Blog Archives

Boycott this film “A Better Life”

Kennedy's official Senate portrait in the 1990s

Image via Wikipedia

A Better Life is a recent film by a liberal Jew who seeks to push the liberal agenda on America.  Oh, I know that a lot of white libs love those damn illegals, esp. the Mexican variety, I see it all the time here.  But many more like myself, not enough black people though, see the handwriting on the wall that the illegals have jumped over: we will take over your country and you WON’T stop us!

They wave their dirty flags in our faces and we take it.  We know they are overbreeding humans, we get that.  But Jewish filmmakers want to put their plight in our faces so that we can become bleeding heart libs like Ted Kennedy.  Stop the Ted Kennedy’s and Chris Weitz‘s of the world.  Just go to a grocery store or to Wal Mart and you will see women in their thirties who look fifty with stairstep kids following them usually from 3 to 6 in number, the older ones don’t come with them, where they have two shopping carts and pay with foodstamps enough to choke a horsemeat.

Stop the madness, stop this country from becoming a third world rendez vous where anyone from anywhere can swim, fly or walk across our borders, get a job, get welfare, not pay taxes, overload our schools, shutter our hospitals, drive down salaries, drive the economy into the meltdown ditch and not to mention overcrowd the prisons and overburden tax-paying citizens who need jobs not a handout or have to compete with illegals from everywhere especially from Mexico and China.

A Better Life (new film pushes Jewish agenda pro illegal aliens from Mexico)

”]Cover of "El Norte [Region 4]"

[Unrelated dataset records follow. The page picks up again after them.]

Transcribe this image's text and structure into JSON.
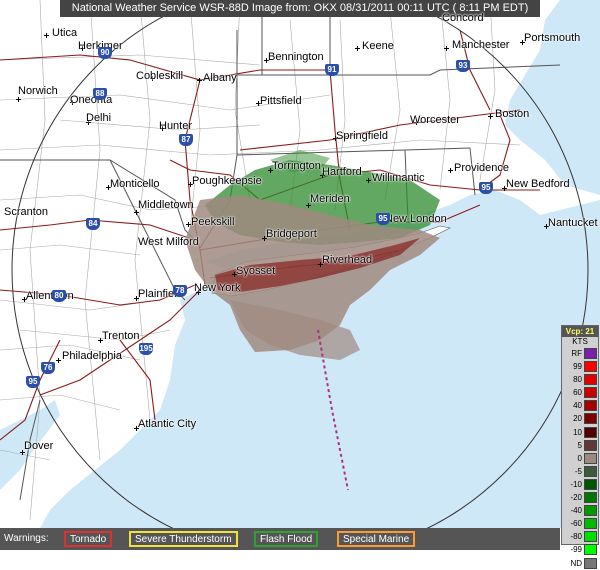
{
  "header": {
    "title": "National Weather Service WSR-88D Image from:  OKX  08/31/2011  00:11 UTC  ( 8:11 PM EDT)"
  },
  "places": [
    {
      "id": "utica",
      "name": "Utica"
    },
    {
      "id": "herkimer",
      "name": "Herkimer"
    },
    {
      "id": "cobleskill",
      "name": "Cobleskill"
    },
    {
      "id": "albany",
      "name": "Albany"
    },
    {
      "id": "norwich",
      "name": "Norwich"
    },
    {
      "id": "oneonta",
      "name": "Oneonta"
    },
    {
      "id": "delhi",
      "name": "Delhi"
    },
    {
      "id": "hunter",
      "name": "Hunter"
    },
    {
      "id": "bennington",
      "name": "Bennington"
    },
    {
      "id": "keene",
      "name": "Keene"
    },
    {
      "id": "concord",
      "name": "Concord"
    },
    {
      "id": "manchester",
      "name": "Manchester"
    },
    {
      "id": "portsmouth",
      "name": "Portsmouth"
    },
    {
      "id": "pittsfield",
      "name": "Pittsfield"
    },
    {
      "id": "worcester",
      "name": "Worcester"
    },
    {
      "id": "boston",
      "name": "Boston"
    },
    {
      "id": "springfield",
      "name": "Springfield"
    },
    {
      "id": "torrington",
      "name": "Torrington"
    },
    {
      "id": "hartford",
      "name": "Hartford"
    },
    {
      "id": "willimantic",
      "name": "Willimantic"
    },
    {
      "id": "providence",
      "name": "Providence"
    },
    {
      "id": "new-bedford",
      "name": "New Bedford"
    },
    {
      "id": "poughkeepsie",
      "name": "Poughkeepsie"
    },
    {
      "id": "monticello",
      "name": "Monticello"
    },
    {
      "id": "middletown",
      "name": "Middletown"
    },
    {
      "id": "meriden",
      "name": "Meriden"
    },
    {
      "id": "new-london",
      "name": "New London"
    },
    {
      "id": "nantucket",
      "name": "Nantucket"
    },
    {
      "id": "scranton",
      "name": "Scranton"
    },
    {
      "id": "peekskill",
      "name": "Peekskill"
    },
    {
      "id": "bridgeport",
      "name": "Bridgeport"
    },
    {
      "id": "west-milford",
      "name": "West Milford"
    },
    {
      "id": "riverhead",
      "name": "Riverhead"
    },
    {
      "id": "syosset",
      "name": "Syosset"
    },
    {
      "id": "allentown",
      "name": "Allentown"
    },
    {
      "id": "plainfield",
      "name": "Plainfield"
    },
    {
      "id": "new-york",
      "name": "New York"
    },
    {
      "id": "trenton",
      "name": "Trenton"
    },
    {
      "id": "philadelphia",
      "name": "Philadelphia"
    },
    {
      "id": "atlantic-city",
      "name": "Atlantic City"
    },
    {
      "id": "dover",
      "name": "Dover"
    }
  ],
  "shields": [
    "90",
    "88",
    "91",
    "93",
    "87",
    "84",
    "95",
    "95",
    "80",
    "78",
    "195",
    "76",
    "95"
  ],
  "legend": {
    "title": "Vcp: 21",
    "units": "KTS",
    "rows": [
      {
        "label": "RF",
        "color": "#7a1fa8"
      },
      {
        "label": "99",
        "color": "#ff0000"
      },
      {
        "label": "80",
        "color": "#e00000"
      },
      {
        "label": "60",
        "color": "#c80000"
      },
      {
        "label": "40",
        "color": "#a50000"
      },
      {
        "label": "20",
        "color": "#7a0000"
      },
      {
        "label": "10",
        "color": "#500000"
      },
      {
        "label": "5",
        "color": "#603838"
      },
      {
        "label": "0",
        "color": "#9a8a80"
      },
      {
        "label": "-5",
        "color": "#3a5a3a"
      },
      {
        "label": "-10",
        "color": "#005500"
      },
      {
        "label": "-20",
        "color": "#007700"
      },
      {
        "label": "-40",
        "color": "#009900"
      },
      {
        "label": "-60",
        "color": "#00bb00"
      },
      {
        "label": "-80",
        "color": "#00dd00"
      },
      {
        "label": "-99",
        "color": "#00ff00"
      },
      {
        "label": "ND",
        "color": "#777777"
      }
    ]
  },
  "warnings": {
    "label": "Warnings:",
    "items": [
      {
        "label": "Tornado",
        "color": "#e03030"
      },
      {
        "label": "Severe Thunderstorm",
        "color": "#f0e040"
      },
      {
        "label": "Flash Flood",
        "color": "#30a030"
      },
      {
        "label": "Special Marine",
        "color": "#ff9933"
      }
    ]
  },
  "colors": {
    "ocean": "#cfe8f8",
    "land": "#ffffff",
    "county_lines": "#9a9a9a",
    "state_lines": "#555555",
    "highways": "#8b1a1a",
    "range_ring": "#333333",
    "radar_green": "#2e8b2e",
    "radar_gray": "#a08a80",
    "radar_red": "#7a0000"
  }
}
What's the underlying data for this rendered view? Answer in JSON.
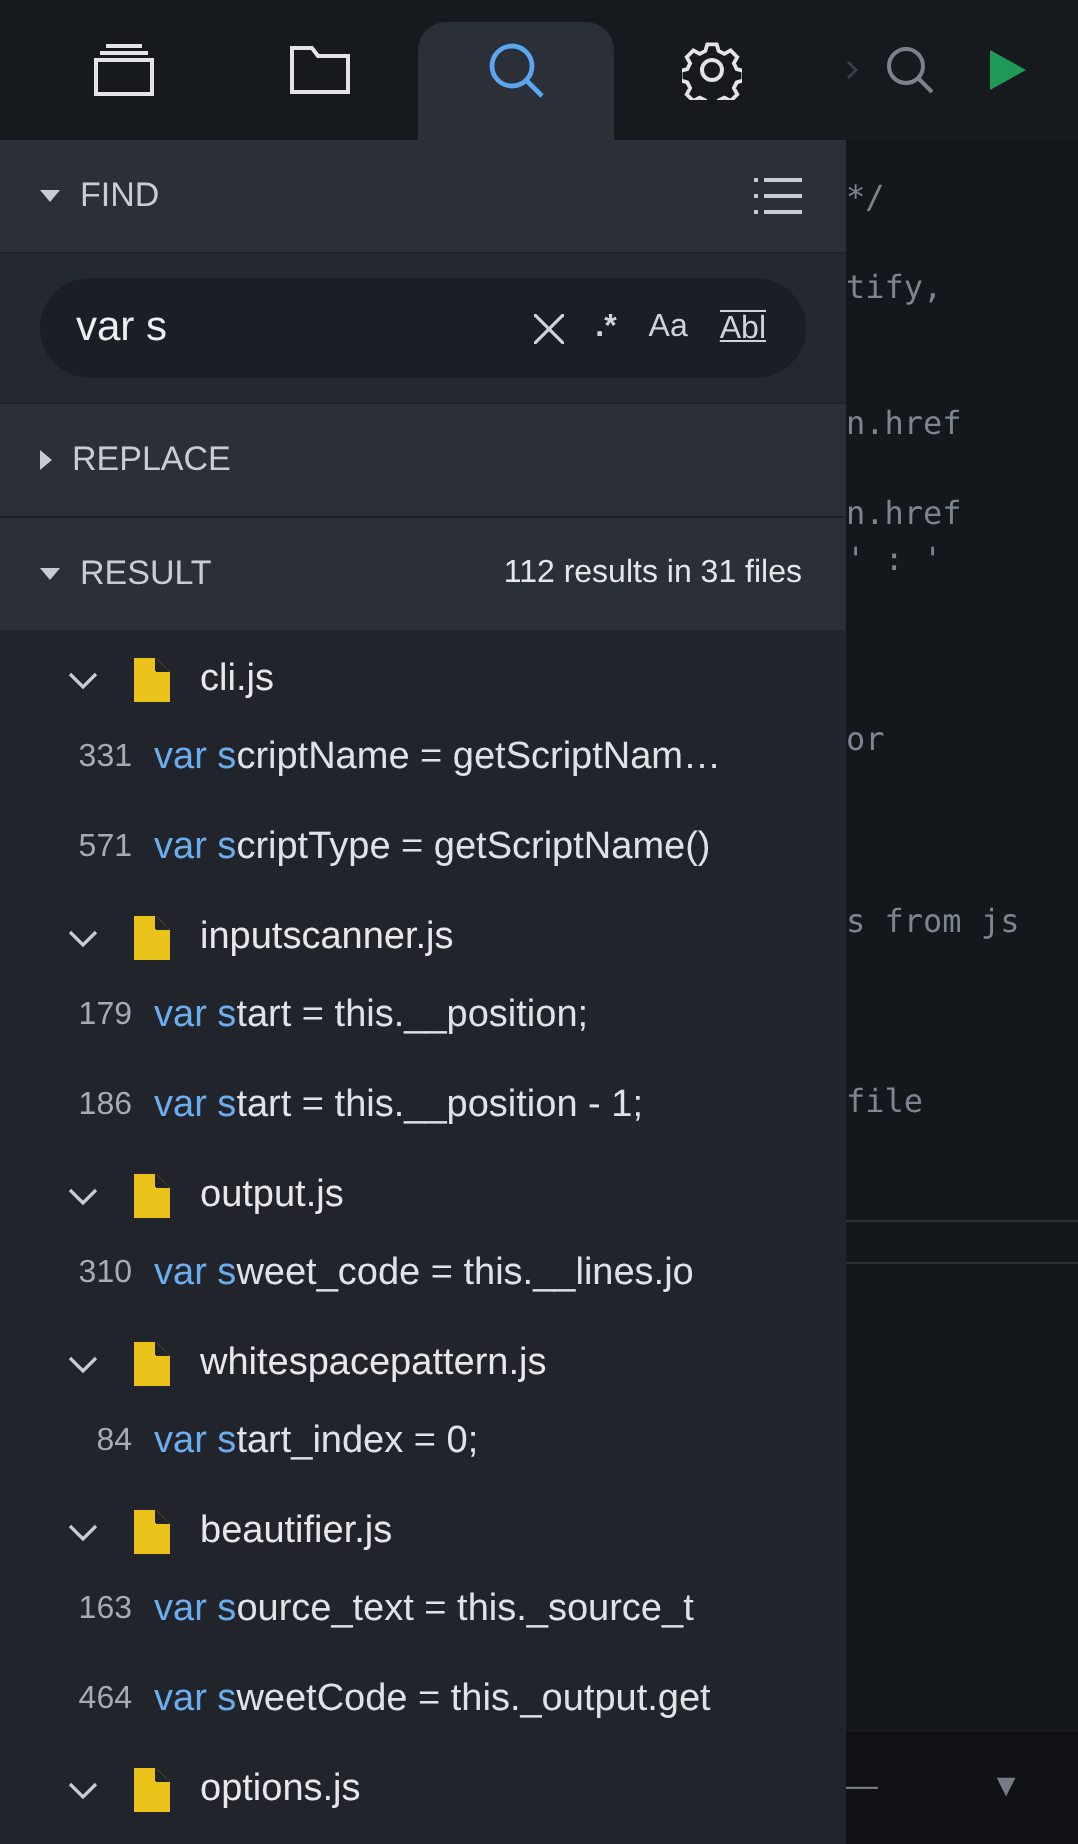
{
  "tabs": [
    {
      "kind": "windows",
      "selected": false
    },
    {
      "kind": "folder",
      "selected": false
    },
    {
      "kind": "search",
      "selected": true
    },
    {
      "kind": "settings",
      "selected": false
    }
  ],
  "find": {
    "title": "FIND",
    "expanded": true,
    "query": "var s",
    "regex_label": ".*",
    "case_label": "Aa",
    "word_label": "Abl"
  },
  "replace": {
    "title": "REPLACE",
    "expanded": false
  },
  "result": {
    "title": "RESULT",
    "expanded": true,
    "summary": "112 results in 31 files"
  },
  "files": [
    {
      "name": "cli.js",
      "expanded": true,
      "matches": [
        {
          "line": "331",
          "match": "var s",
          "rest": "criptName = getScriptNam…"
        },
        {
          "line": "571",
          "match": "var s",
          "rest": "criptType = getScriptName()"
        }
      ]
    },
    {
      "name": "inputscanner.js",
      "expanded": true,
      "matches": [
        {
          "line": "179",
          "match": "var s",
          "rest": "tart = this.__position;"
        },
        {
          "line": "186",
          "match": "var s",
          "rest": "tart = this.__position - 1;"
        }
      ]
    },
    {
      "name": "output.js",
      "expanded": true,
      "matches": [
        {
          "line": "310",
          "match": "var s",
          "rest": "weet_code = this.__lines.jo"
        }
      ]
    },
    {
      "name": "whitespacepattern.js",
      "expanded": true,
      "matches": [
        {
          "line": "84",
          "match": "var s",
          "rest": "tart_index = 0;"
        }
      ]
    },
    {
      "name": "beautifier.js",
      "expanded": true,
      "matches": [
        {
          "line": "163",
          "match": "var s",
          "rest": "ource_text = this._source_t"
        },
        {
          "line": "464",
          "match": "var s",
          "rest": "weetCode = this._output.get"
        }
      ]
    },
    {
      "name": "options.js",
      "expanded": true
    }
  ],
  "editor": {
    "lines": [
      "*/",
      "tify,",
      "n.href",
      "n.href",
      "' : '",
      "or",
      "s from js",
      "file"
    ],
    "bottom_dash": "—",
    "bottom_caret": "▼"
  }
}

I don’t watch films by this Jewish producer Weitz, even though I do go to many movies that are produced by Jewish producers. I mean who can avoid that? It’s hard to avoid it but you can pick and choose.  The man that brought the world American Pie with some boys screwing into an apple pie (an American symbol) and a film I did not watch nor did I watch any of his vampire movies.  Jews push evil no doubt and when it strikes one of their own, they get miffed, discombobulated, no clue as to why a Jew Aron Levi would kill. 

Now Chris Weitz, who said he gots lots of hate mail and online comments. And I have found lots of those same comments whenever I read anything about how illegals are sucking this country dry. 

Anyway, has done a new film as he was on Morning Jew today and talked about his film.  You know it is totally pro Mexican, pro illegal immigration.  We already knew that they were outbirth rating everybody else for want of a nicer word, but we don’t need it in our faces.  I would boycott this film, yes, I would. And as some of you may be aware Mexicans and illegals have been especially hateful of blacks in So Central LA where they have terrorized, murdered and run off thousands of  black folks who were there long before the illegals, and son of illegals, anchors and sons of anchors got there.  Here is a pro film review below so you can see those who are illegals and love what’s happening to our country want to see more films about their kind. 

here’s a pro movie review: source:

…the setting for Chris Weitz’s “A Better Life,” about a single father who exists under the radar and dreams the American dream.

Very few American 
movies have dealt with the experience of illegals – “El Norte” (the best of them), “The Border,” and “The Visitor” are probably the best known. ..Carlos (Demián Bichir), who works as a gardener’s helper, lives with his 14-year-old son Luis (José Julián) in a rundown apartment in East L.A. He sleeps on the couch so that Luis can have a comfortable bed and be fresh for school, even though Luis, a good student when he wants to be, often skips classes to hang out with his other truant friends.
When Blasco (the wonderful Joaquín Cosio), who owns the lawn business, decides to go back to Mexico, he offers to sell Carlos his truck and equipment. Since Carlos has no driver’s license – and because a routine traffic violation could result in deportation for him – he is reluctant at first. Eventually he takes up his sister’s generous offer of a loan and buys the truck. A new world opens up to him, until, on his first day – when his new truck is stolen. As Carlos and Luis comb the barrio and South Central L.A. in search of the stolen truck, they slowly bond. Or rather, Luis bonds with his father. Carlos’s love for his son is never in doubt. His prime motivation for buying the truck and risking 
everything was simple: He wants to move his son into a better neighborhood and away from the gangs the boy has so far tenuously resisted.